Addis Ababa november15/2019 Some political parties said the proposed merger of the Ethiopian People’s Revolutionary Front (EPRDF) is a decision that has to be taken to move the country forward, while others warned the merger could lead into more difficult unitary system.
Recently, EPRDF announced its plan to transform itself into a new single national party in a move to widen democratic culture in Ethiopia.
According to the Front, the merger will have a momentous input to build up unity and ensure equal participation of all associates of EPRDF on the decision-making process.
Speaking to ENA, former member of House of Peoples’ Representatives, Beyene Petros said the idea of merger is a right decision that could help Ethiopia to deepen democratic culture through involving different voices in party affairs.
He recalled that EPRDF was insisting for merger among competitive political parties irrespective of self fusion within its Front. However, Beyene said the proposed merger seems a constructive move.

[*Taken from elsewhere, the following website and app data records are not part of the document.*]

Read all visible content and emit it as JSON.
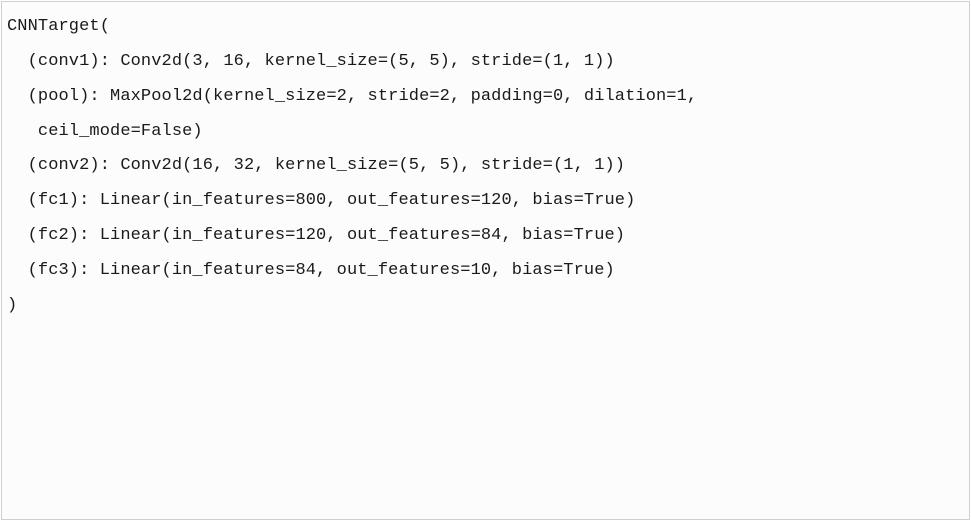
{
  "code": {
    "lines": [
      "CNNTarget(",
      "  (conv1): Conv2d(3, 16, kernel_size=(5, 5), stride=(1, 1))",
      "  (pool): MaxPool2d(kernel_size=2, stride=2, padding=0, dilation=1,",
      "   ceil_mode=False)",
      "  (conv2): Conv2d(16, 32, kernel_size=(5, 5), stride=(1, 1))",
      "  (fc1): Linear(in_features=800, out_features=120, bias=True)",
      "  (fc2): Linear(in_features=120, out_features=84, bias=True)",
      "  (fc3): Linear(in_features=84, out_features=10, bias=True)",
      ")"
    ]
  }
}
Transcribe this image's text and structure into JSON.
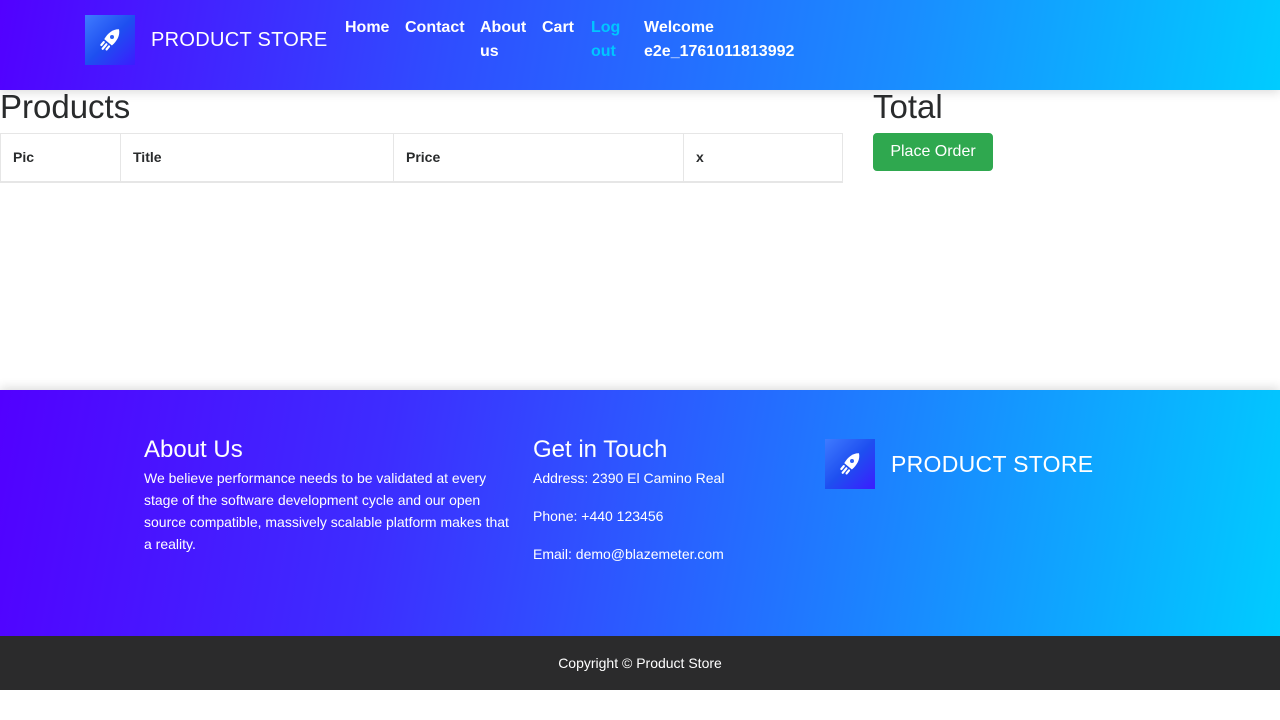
{
  "navbar": {
    "brand": "PRODUCT STORE",
    "links": {
      "home": "Home",
      "contact": "Contact",
      "about": "About us",
      "cart": "Cart",
      "logout": "Log out"
    },
    "welcome": "Welcome e2e_1761011813992"
  },
  "cart": {
    "products_title": "Products",
    "total_title": "Total",
    "columns": [
      "Pic",
      "Title",
      "Price",
      "x"
    ],
    "rows": [],
    "place_order_label": "Place Order"
  },
  "footer": {
    "about": {
      "heading": "About Us",
      "text": "We believe performance needs to be validated at every stage of the software development cycle and our open source compatible, massively scalable platform makes that a reality."
    },
    "contact": {
      "heading": "Get in Touch",
      "address": "Address: 2390 El Camino Real",
      "phone": "Phone: +440 123456",
      "email": "Email: demo@blazemeter.com"
    },
    "brand": "PRODUCT STORE",
    "copyright": "Copyright © Product Store"
  },
  "colors": {
    "gradient_start": "#5200ff",
    "gradient_end": "#00ccff",
    "logout_link": "#00c6ff",
    "place_order_button": "#2fa84f",
    "copyright_bg": "#2b2b2c"
  },
  "icons": {
    "brand_logo": "rocket-icon"
  }
}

“EPRDF has always been insisted on competitive political parties to merge, but I can say that EPRDF itself never been best model for us because the four parties, leading the country in coalition, never united together as single party despite the huge opportunity they hold on their hands. So, the recent decision for merger seems a constructive idea,”he said.

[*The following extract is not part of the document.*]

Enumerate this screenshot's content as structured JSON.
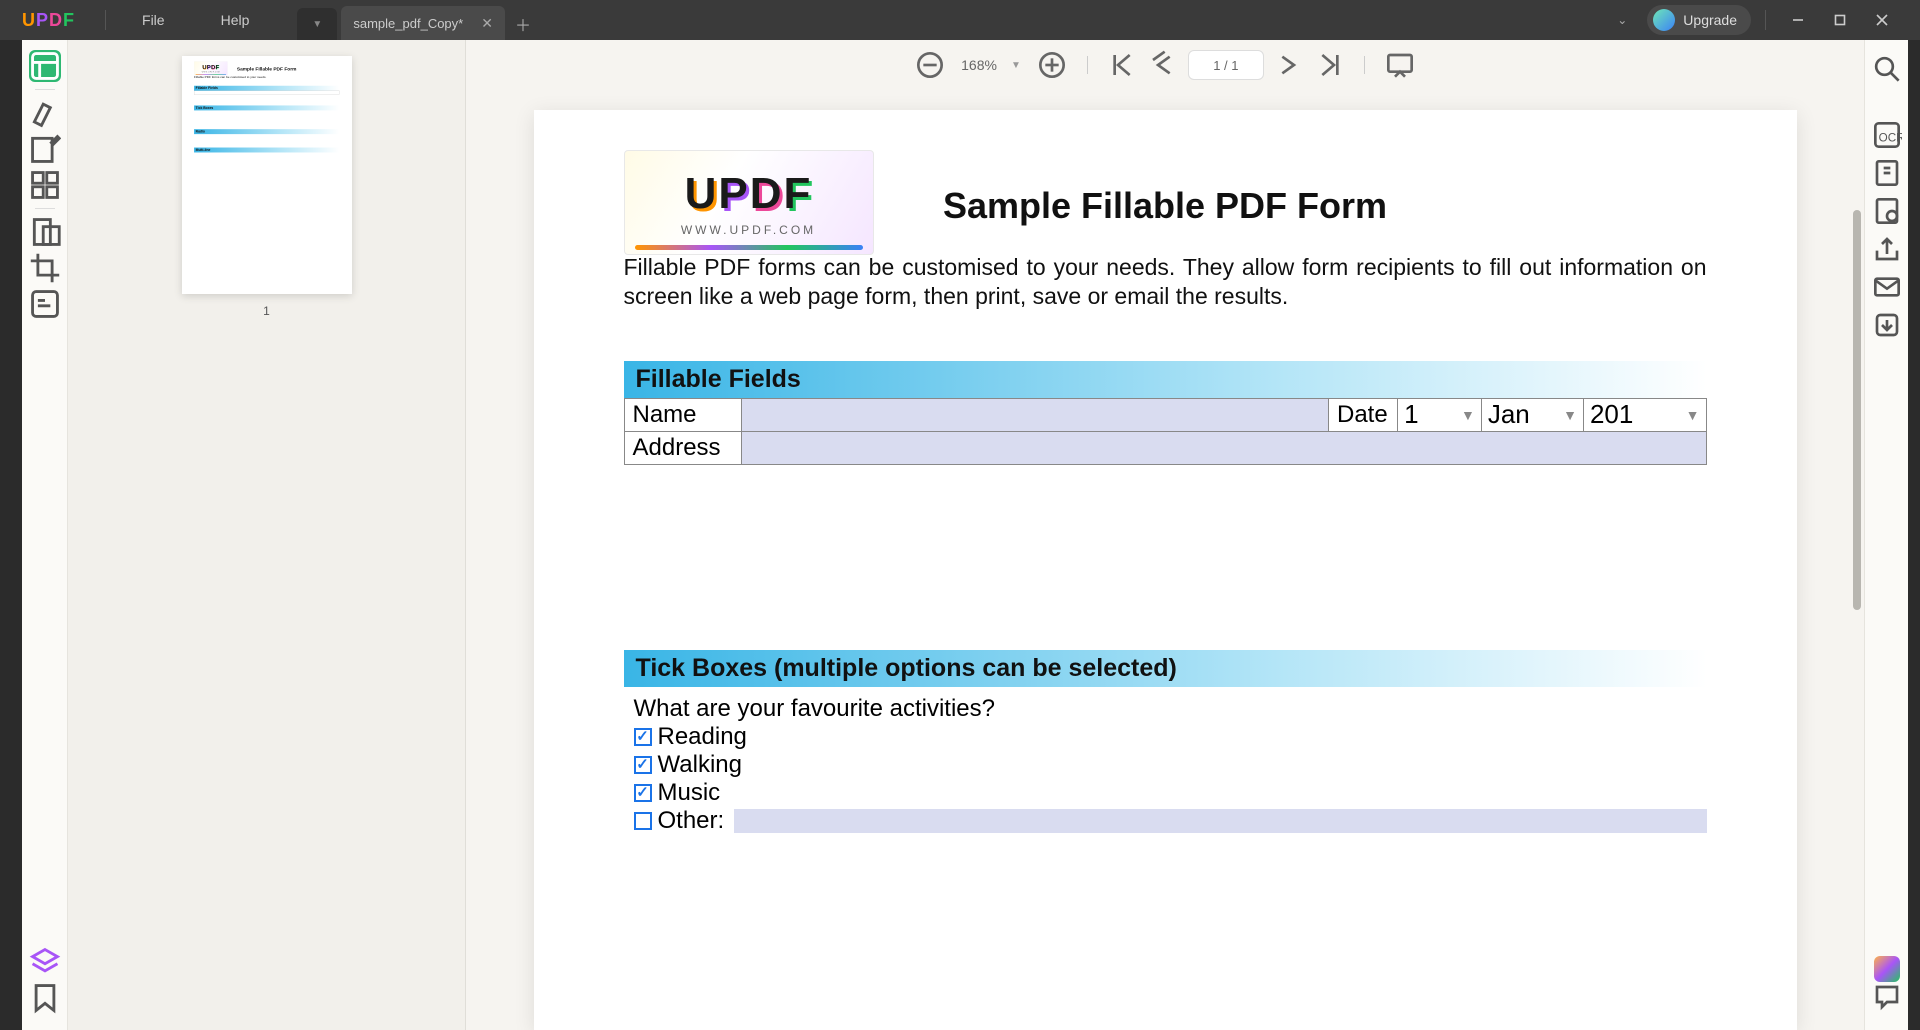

A senior politician and ex-parliamentarian, Girma Seyfu, appreciates the merger as practical engagement to promote peaceful coexistence across the country.
Appreciating the merger, Girma said creating a strong single party would enable parties to consolidate themselves for greater effectiveness.
“I appreciate the efforts, because this is a very great opportunity to form a strong party but it needs to respect the decision of others that refused to merge as a single party,” he added.
Conversely, Geda System Promoting Party President, Robele Tadesse warned that EPRDF’s merger is a move to create a unitary system in Ethiopia.
Though Robele believes merger of political parties is crucial for effectiveness of parties in the process of democratization, but EPRDF’s fusion may lead to the denial of collective rights of citizens.
“On the context of Ethiopia, the federal system based on ethnic backdrop, so how could they manage to merge after all their premises is based on ethnicity. I doubt that could be viable and it may pose intricacy on our federal system,” he said.
President of Wolita Nation Democratic Front, Tekle Borena, has supported the stance of Robele, regarding EPRDF’s merger.
“We are worried that the merger of the parties could end the federal system, the federal system could fade away through times. Power decentralization could be affected and the regional states turned into unitary one,” he said.
Temesgen Burka, Research Coordinator at EPRDF’s Democratic System Development Center, said the concept of merger does not mean denying the existing federalism system but it will be a way for prosperous and unity in diversity.
“The merger of the coalition parties and affiliates will be an umbrella for the party to come together under one shade for the national development,” he said.
EPRDF has taken best experiences from other countries including Switzerland, Belgium, Nigeria and India, he pointed out.
The idea of merger has been a point of discussion since the 5th conference of EPRDF held in 1996 EC and agreements were reached on the plan in all meetings of the Front.
Recently Prime Minister Abiy Ahmed said merger of Ethiopian People’s Revolutionary Front (EPRDF) and other political parties as a single national party will be publicized soon.